Indeed, if you observe, Google itself is pretty clear about this! Yes, it is clear about the increased weightage they are going to give to age experience. After all, it would be best if you never forgot that a terrific page experience lets people admire more and thus, increases engagement.
The second case is that it is evident that those pages that fall below the new benchmarks will be left behind in the rankings. This will actually result in a significant drop in traffic.
Do you know Google already considers hundreds and thousands of such aspects to determine rankings? The inclusion of page experience helps and effectively lets them guide people to access information and data more enjoyably easily.
Site owners and other people need to understand these signals and make the necessary changes with updates as a priority.
Otherwise, in either of the case, you may run the risk of your page being ignored and, thus, skipped. You wouldn’t want that now, at any cost, right?
What will happen with a bad page experience?
Before we get down to understanding how to improve page experience, it will be great to understand what a bad page experience is and what it can actually affect!
Slow page speeds can be worst!
Your search now, and the result comes after 5 minutes! You know how frustrating it is, and it can be worse to click on a search result and then wait for hours for a page to load. It may be a few seconds indeed, but it feels like an eternity, especially if you are in a hurry. The chances are that your consumers may feel the same way and are put off at the moment.
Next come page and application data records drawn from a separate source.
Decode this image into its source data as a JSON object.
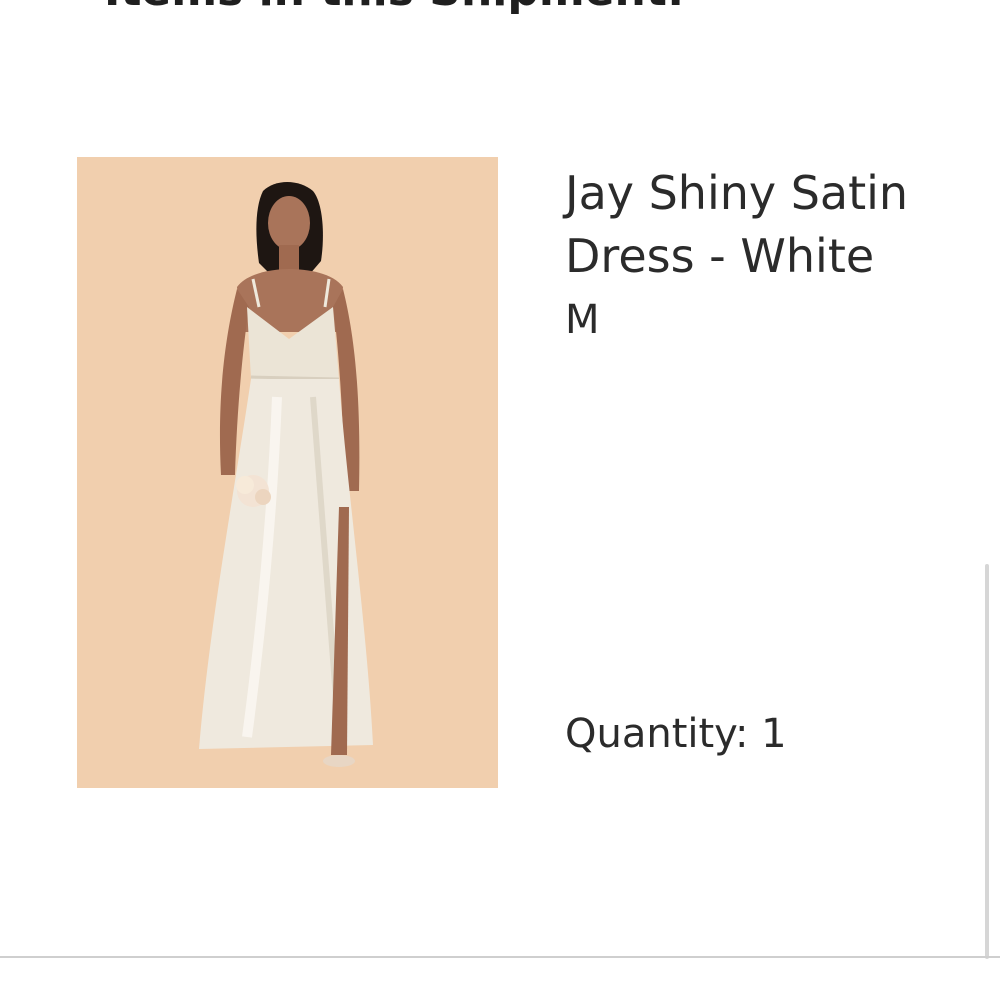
{
  "section": {
    "heading": "Items in this Shipment:"
  },
  "item": {
    "name": "Jay Shiny Satin Dress - White",
    "size": "M",
    "quantity_label": "Quantity:",
    "quantity": "1",
    "image_alt": "model wearing white satin dress"
  },
  "colors": {
    "image_background": "#f1cfae",
    "text": "#2b2b2b",
    "divider": "#cfcfcf"
  }
}
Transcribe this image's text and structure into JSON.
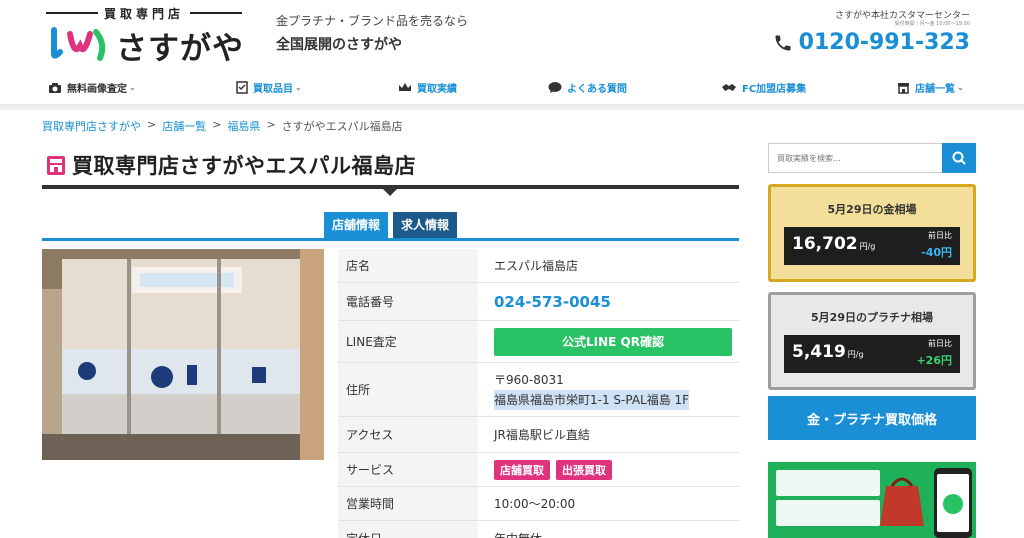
{
  "header": {
    "logo_top": "買取専門店",
    "logo_name": "さすがや",
    "tagline": "金プラチナ・ブランド品を売るなら",
    "tagline2": "全国展開のさすがや",
    "customer_center": "さすがや本社カスタマーセンター",
    "hours": "受付時間｜月～金 10:00～19:00",
    "phone": "0120-991-323"
  },
  "nav": [
    {
      "label": "無料画像査定",
      "icon": "camera-icon",
      "chevron": "⌄"
    },
    {
      "label": "買取品目",
      "icon": "checklist-icon",
      "chevron": "⌄"
    },
    {
      "label": "買取実績",
      "icon": "crown-icon",
      "chevron": ""
    },
    {
      "label": "よくある質問",
      "icon": "chat-bubble-icon",
      "chevron": ""
    },
    {
      "label": "FC加盟店募集",
      "icon": "handshake-icon",
      "chevron": ""
    },
    {
      "label": "店舗一覧",
      "icon": "store-icon",
      "chevron": "⌄"
    }
  ],
  "breadcrumb": {
    "items": [
      "買取専門店さすがや",
      "店舗一覧",
      "福島県"
    ],
    "current": "さすがやエスパル福島店",
    "separator": ">"
  },
  "page_title": "買取専門店さすがやエスパル福島店",
  "tabs": [
    "店舗情報",
    "求人情報"
  ],
  "store_info": {
    "name_label": "店名",
    "name": "エスパル福島店",
    "phone_label": "電話番号",
    "phone": "024-573-0045",
    "line_label": "LINE査定",
    "line_button": "公式LINE QR確認",
    "address_label": "住所",
    "postal": "〒960-8031",
    "address": "福島県福島市栄町1-1 S-PAL福島 1F",
    "access_label": "アクセス",
    "access": "JR福島駅ビル直結",
    "service_label": "サービス",
    "services": [
      "店舗買取",
      "出張買取"
    ],
    "hours_label": "営業時間",
    "hours": "10:00～20:00",
    "holiday_label": "定休日",
    "holiday": "年中無休"
  },
  "sidebar": {
    "search_placeholder": "買取実績を検索...",
    "gold": {
      "title": "5月29日の金相場",
      "price": "16,702",
      "unit": "円/g",
      "diff_label": "前日比",
      "diff": "-40円"
    },
    "platinum": {
      "title": "5月29日のプラチナ相場",
      "price": "5,419",
      "unit": "円/g",
      "diff_label": "前日比",
      "diff": "+26円"
    },
    "price_button": "金・プラチナ買取価格"
  },
  "colors": {
    "accent": "#1a8fd6",
    "navy": "#1d5a8c",
    "line_green": "#29c264",
    "badge_pink": "#e0337d",
    "gold_bg": "#f3df9a",
    "gold_border": "#d5a91f"
  }
}
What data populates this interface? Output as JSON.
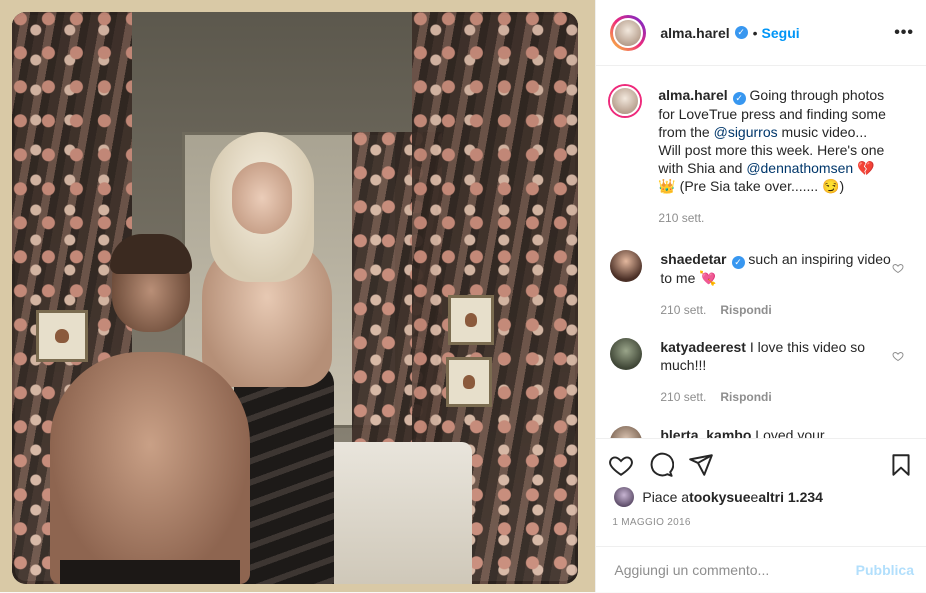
{
  "header": {
    "username": "alma.harel",
    "follow_label": "Segui",
    "separator": "•",
    "more_label": "•••"
  },
  "caption": {
    "username": "alma.harel",
    "text_1": "Going through photos for LoveTrue press and finding some from the ",
    "mention_1": "@sigurros",
    "text_2": " music video... Will post more this week. Here's one with Shia and ",
    "mention_2": "@dennathomsen",
    "text_3": " 💔👑 (Pre Sia take over....... 😏)",
    "time": "210 sett."
  },
  "comments": [
    {
      "username": "shaedetar",
      "verified": true,
      "text": "such an inspiring video to me 💘",
      "time": "210 sett.",
      "reply_label": "Rispondi"
    },
    {
      "username": "katyadeerest",
      "verified": false,
      "text": "I love this video so much!!!",
      "time": "210 sett.",
      "reply_label": "Rispondi"
    },
    {
      "username": "blerta_kambo",
      "verified": false,
      "text": "Loved your"
    }
  ],
  "likes": {
    "prefix": "Piace a ",
    "user": "tookysue",
    "middle": " e ",
    "others": "altri 1.234"
  },
  "date": "1 MAGGIO 2016",
  "add_comment": {
    "placeholder": "Aggiungi un commento...",
    "publish_label": "Pubblica"
  },
  "colors": {
    "accent": "#0095f6",
    "verified": "#3897f0",
    "publish_disabled": "#b2dffc"
  }
}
Bad design and structure
Even if the page loads quickly and easily, there are times when it can be confusing and difficult to navigate. This could be because of the design. It can be cliched or just puzzling to some upper level. There could be too many pop-ups, and you may be lost between them, right! There could be no proper content structure, and yes, it is common! Looking for information on a site could be like looking for a needle in a haystack.
Lack of engagement.
Unfortunately, it is the most common mistake as too many websites assume that their only purpose is to sell their products. But today’s consumer is different, and they want to be engaged with, and wants to be understood and wants to be entertained. That’s why likeability and empathy are important factors.
The steps you can take
It can take up to six months to go before these changes take effect, and you can actually observe them. As a webmaster indeed, you have more than enough time to prepare for this. And luckily, there are no excuses for not being ready.
As a stakeholder or a site owner, you can take Aja Frost’s advice, who heads content SEO at HubSpot. This is what he believes: “I think this gives you good ammunition to go to your web team or your performance team and say, ‘Hey, you know, Google…[is] going to release this in six months, and so we need to focus on it.'”
Here are some things to consider.
You can start by understanding and gaining knowledge of the metrics that Google is going to use in the future. For now, these are CLS (Cumulative Layout Shift), LCP (Largest Concertful Paint), and FID (First Input Delay). Google itself provides explanations, solutions, and standards of measurement, which are useful in gaining mastery over them effectively.
Based on this study, you can then conduct a successful site audit. You just have to optimize for these new ranking signals, especially factors such as responsiveness, page load speeds, UX, mobile usability, and security. There are a variety of tools that you can use for this. For instance, Google’s online mobile-friendly test, as well as Page Speed Insights, can effectively play the role of performance checkers and checkpoints across all devices.
The bottom line
As you know, it takes many individuals who work together to create a high-quality website. It’s time to bring these stakeholders and site owners together and discuss how an updated algorithm handles things like this. The UX design, SEO, and IT teams should be in perfect alignment to achieve this, especially when it comes to future actions and goals. You could start now simply by asking them if they would prefer tea over coffee or something to get it started!